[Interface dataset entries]
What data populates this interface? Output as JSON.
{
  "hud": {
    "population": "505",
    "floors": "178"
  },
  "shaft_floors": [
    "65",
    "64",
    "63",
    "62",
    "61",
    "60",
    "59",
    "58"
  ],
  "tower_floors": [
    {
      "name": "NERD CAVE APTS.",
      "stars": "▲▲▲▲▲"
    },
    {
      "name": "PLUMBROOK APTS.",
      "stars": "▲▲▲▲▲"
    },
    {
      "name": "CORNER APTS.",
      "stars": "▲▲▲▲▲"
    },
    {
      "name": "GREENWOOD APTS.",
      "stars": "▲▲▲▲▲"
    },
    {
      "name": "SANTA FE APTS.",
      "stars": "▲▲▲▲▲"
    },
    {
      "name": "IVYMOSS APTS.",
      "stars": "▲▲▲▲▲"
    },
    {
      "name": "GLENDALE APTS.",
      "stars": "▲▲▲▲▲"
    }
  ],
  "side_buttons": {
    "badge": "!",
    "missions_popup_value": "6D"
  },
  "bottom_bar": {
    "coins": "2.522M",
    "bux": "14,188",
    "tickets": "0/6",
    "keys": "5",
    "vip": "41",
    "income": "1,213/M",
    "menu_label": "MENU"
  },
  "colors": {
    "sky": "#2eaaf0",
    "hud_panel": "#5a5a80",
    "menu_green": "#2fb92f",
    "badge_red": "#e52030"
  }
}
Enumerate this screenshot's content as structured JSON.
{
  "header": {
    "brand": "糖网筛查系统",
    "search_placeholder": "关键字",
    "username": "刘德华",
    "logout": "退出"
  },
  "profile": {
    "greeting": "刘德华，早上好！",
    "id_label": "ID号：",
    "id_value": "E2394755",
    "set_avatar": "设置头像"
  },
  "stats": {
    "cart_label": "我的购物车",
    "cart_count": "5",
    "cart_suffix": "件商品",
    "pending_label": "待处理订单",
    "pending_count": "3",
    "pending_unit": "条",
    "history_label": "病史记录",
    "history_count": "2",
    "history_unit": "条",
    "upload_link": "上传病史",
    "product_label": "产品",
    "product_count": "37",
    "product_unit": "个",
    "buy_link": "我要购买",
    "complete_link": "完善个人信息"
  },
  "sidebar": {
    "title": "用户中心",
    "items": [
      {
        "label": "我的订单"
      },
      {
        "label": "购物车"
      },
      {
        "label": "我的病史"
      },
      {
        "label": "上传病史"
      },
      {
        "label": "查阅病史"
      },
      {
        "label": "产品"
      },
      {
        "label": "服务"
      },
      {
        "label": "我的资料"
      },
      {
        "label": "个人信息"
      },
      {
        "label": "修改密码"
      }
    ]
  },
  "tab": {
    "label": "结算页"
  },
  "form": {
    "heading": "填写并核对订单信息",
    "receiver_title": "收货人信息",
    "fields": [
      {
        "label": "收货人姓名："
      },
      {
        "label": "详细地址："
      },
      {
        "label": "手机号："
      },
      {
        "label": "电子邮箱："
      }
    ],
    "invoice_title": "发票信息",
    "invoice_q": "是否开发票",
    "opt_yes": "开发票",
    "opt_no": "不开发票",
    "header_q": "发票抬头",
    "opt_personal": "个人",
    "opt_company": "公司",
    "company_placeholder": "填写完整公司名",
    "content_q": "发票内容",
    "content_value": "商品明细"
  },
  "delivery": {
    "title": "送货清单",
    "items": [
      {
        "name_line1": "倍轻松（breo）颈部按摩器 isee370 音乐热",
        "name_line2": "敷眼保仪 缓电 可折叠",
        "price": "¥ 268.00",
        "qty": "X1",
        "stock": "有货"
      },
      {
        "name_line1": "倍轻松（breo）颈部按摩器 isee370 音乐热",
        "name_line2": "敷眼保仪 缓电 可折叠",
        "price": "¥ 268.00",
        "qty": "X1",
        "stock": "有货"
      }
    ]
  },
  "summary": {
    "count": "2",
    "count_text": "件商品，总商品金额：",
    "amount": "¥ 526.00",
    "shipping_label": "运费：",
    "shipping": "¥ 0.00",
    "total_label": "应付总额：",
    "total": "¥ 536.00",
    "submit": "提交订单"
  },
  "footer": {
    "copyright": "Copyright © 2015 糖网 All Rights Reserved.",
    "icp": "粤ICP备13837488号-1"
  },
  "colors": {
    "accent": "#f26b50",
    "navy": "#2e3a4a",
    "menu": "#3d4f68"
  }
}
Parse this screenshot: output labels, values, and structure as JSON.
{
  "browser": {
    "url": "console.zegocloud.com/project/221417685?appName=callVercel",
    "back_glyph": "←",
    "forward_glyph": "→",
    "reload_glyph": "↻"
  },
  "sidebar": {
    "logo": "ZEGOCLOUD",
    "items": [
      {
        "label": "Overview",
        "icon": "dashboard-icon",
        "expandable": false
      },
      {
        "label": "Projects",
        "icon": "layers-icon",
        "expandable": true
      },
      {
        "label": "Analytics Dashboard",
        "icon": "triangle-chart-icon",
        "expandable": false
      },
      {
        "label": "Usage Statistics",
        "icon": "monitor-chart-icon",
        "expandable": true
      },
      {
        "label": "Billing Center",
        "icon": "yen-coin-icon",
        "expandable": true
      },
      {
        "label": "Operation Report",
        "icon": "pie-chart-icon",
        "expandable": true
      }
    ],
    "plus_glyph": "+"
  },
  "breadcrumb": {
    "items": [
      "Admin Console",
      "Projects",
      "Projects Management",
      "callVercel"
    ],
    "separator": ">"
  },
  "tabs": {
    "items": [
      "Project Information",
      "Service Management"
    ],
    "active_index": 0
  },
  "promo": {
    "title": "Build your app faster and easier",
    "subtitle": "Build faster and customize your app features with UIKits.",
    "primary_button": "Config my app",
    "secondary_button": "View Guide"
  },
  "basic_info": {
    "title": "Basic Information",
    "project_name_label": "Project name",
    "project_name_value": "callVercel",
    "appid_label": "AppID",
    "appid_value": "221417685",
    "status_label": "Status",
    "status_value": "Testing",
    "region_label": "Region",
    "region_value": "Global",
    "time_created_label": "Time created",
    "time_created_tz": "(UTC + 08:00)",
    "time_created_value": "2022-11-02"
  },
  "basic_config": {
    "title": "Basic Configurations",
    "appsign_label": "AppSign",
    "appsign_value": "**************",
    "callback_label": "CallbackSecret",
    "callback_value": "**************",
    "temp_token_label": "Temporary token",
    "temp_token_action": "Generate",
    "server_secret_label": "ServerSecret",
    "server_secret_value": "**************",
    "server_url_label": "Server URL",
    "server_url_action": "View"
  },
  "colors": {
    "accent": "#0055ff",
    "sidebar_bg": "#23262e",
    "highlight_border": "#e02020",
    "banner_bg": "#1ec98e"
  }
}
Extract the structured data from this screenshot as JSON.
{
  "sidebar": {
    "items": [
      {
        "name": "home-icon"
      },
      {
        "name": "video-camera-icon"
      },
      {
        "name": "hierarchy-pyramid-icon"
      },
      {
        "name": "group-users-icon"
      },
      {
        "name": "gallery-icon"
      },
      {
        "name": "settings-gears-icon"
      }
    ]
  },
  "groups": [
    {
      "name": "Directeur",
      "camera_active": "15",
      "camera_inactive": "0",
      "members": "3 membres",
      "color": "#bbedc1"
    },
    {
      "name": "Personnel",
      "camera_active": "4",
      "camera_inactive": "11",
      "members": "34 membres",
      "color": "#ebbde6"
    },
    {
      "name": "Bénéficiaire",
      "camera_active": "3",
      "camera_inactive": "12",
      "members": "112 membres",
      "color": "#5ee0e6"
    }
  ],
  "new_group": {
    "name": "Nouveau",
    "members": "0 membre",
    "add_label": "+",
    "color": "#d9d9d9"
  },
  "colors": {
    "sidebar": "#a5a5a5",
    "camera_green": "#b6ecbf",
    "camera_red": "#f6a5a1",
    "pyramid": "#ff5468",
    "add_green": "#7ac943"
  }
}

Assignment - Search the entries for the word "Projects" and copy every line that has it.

Final answer -
        "label": "Projects",
      "Projects",
      "Projects Management",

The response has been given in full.